A study by UBS states that an average 50-year-old woman in New York should begin socking away 49% of her income to her retirement account in order to live comfortably in her golden years, according to this article on CNNMoney. "Our results show that no mandatory system provides enough for the 'average' Jane to finance her favored lifestyle in retirement," says the report.
4 ways RMDs are different for 401(k)s and for IRAs
Clients need to start taking a required minimum distribution from their 401(k)s and IRAs as soon as they reach the age of 70 1/2, according to this article on Kiplinger. Rules for taking the distributions between the two account types are different. For example, retirees can add up the balances in all IRAs, divide the total balance by the IRS life expectancy factor, and withdraw the RMD amount from one of the IRS. RMDs from 401(k)s are calculated and withdrawn separately per account.

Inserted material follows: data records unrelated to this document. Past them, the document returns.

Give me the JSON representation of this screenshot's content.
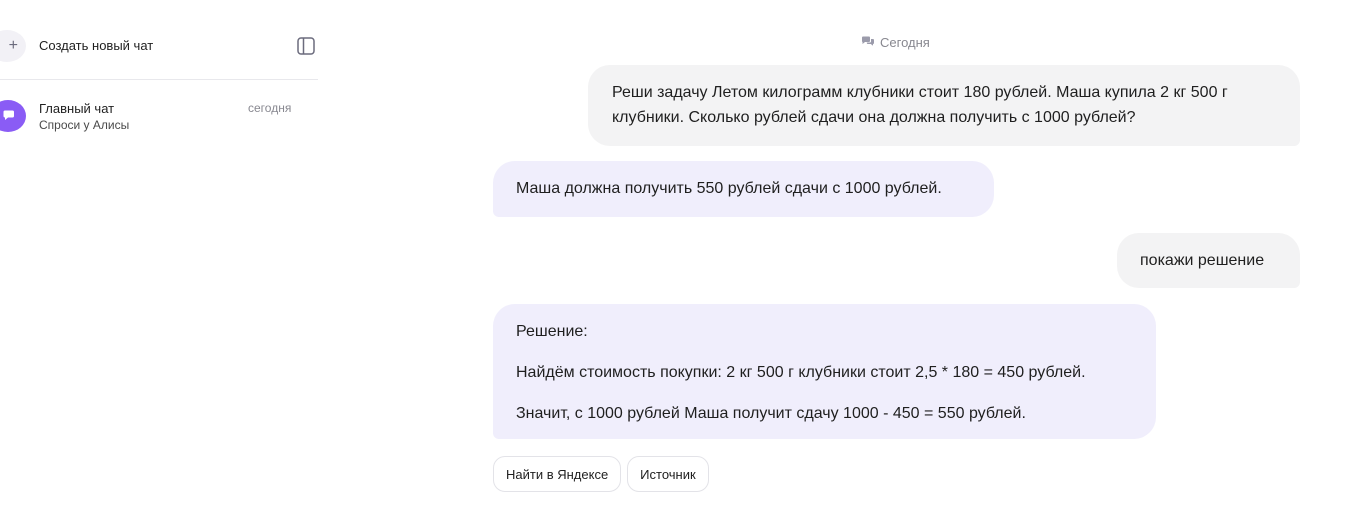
{
  "sidebar": {
    "new_chat_label": "Создать новый чат",
    "chats": [
      {
        "title": "Главный чат",
        "subtitle": "Спроси у Алисы",
        "date": "сегодня"
      }
    ]
  },
  "main": {
    "date_separator": "Сегодня",
    "messages": [
      {
        "role": "user",
        "text": "Реши задачу Летом килограмм клубники стоит 180 рублей. Маша купила 2 кг 500 г клубники. Сколько рублей сдачи она должна получить с 1000 рублей?"
      },
      {
        "role": "assistant",
        "text": "Маша должна получить 550 рублей сдачи с 1000 рублей."
      },
      {
        "role": "user",
        "text": "покажи решение"
      },
      {
        "role": "assistant",
        "paragraphs": [
          "Решение:",
          "Найдём стоимость покупки: 2 кг 500 г клубники стоит 2,5 * 180 = 450 рублей.",
          "Значит, с 1000 рублей Маша получит сдачу 1000 - 450 = 550 рублей."
        ]
      }
    ],
    "actions": [
      "Найти в Яндексе",
      "Источник"
    ]
  },
  "colors": {
    "accent": "#8a5cf5",
    "user_bubble": "#f3f3f4",
    "assistant_bubble": "#f0eefc",
    "muted_text": "#888890"
  },
  "icons": {
    "new_chat": "plus-icon",
    "sidebar_toggle": "sidebar-toggle-icon",
    "chat_avatar": "chat-bubble-icon",
    "date_separator": "chat-bubbles-icon"
  }
}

Gray divorce & how working in retirement might just save your marriage
Data show that marriage is at a greater risk of breaking up as couples enter retirement and feel they share nothing in common anymore, writes a Forbes contributor. "Many strategies are recommended to keep an older marriage going in retirement: Improved communications, continuing to invest in your significant other and not taking him or her for granted, upping your game by remaining fit and maintaining your appearance among other strategies are a few ways to be both happy and together."
Who needs Florida? Here's where people approaching retirement plan to live
Forty-three percent of adults polled by Ipsos/USA Today said that they expect to stay in their current homes after they retire, according to this article on USA Today. “The vast majority of older adults want to stay in their homes and communities,” says an expert. “They want to be near their family and near their church,” as well as friends.
Wait, where did my 401(k) account go?
Data from the Employee Benefit Research Institute show that many workers failed to roll over their old 401(k) assets to their new plans when changing jobs, possibly losing $2 trillion in retirement savings, according to this article on NBC News. EBRI says that the losses could be attributed to “forced transfers” or “forced rollovers” by employers, who don't want to spend any more on the benefit of their former workers.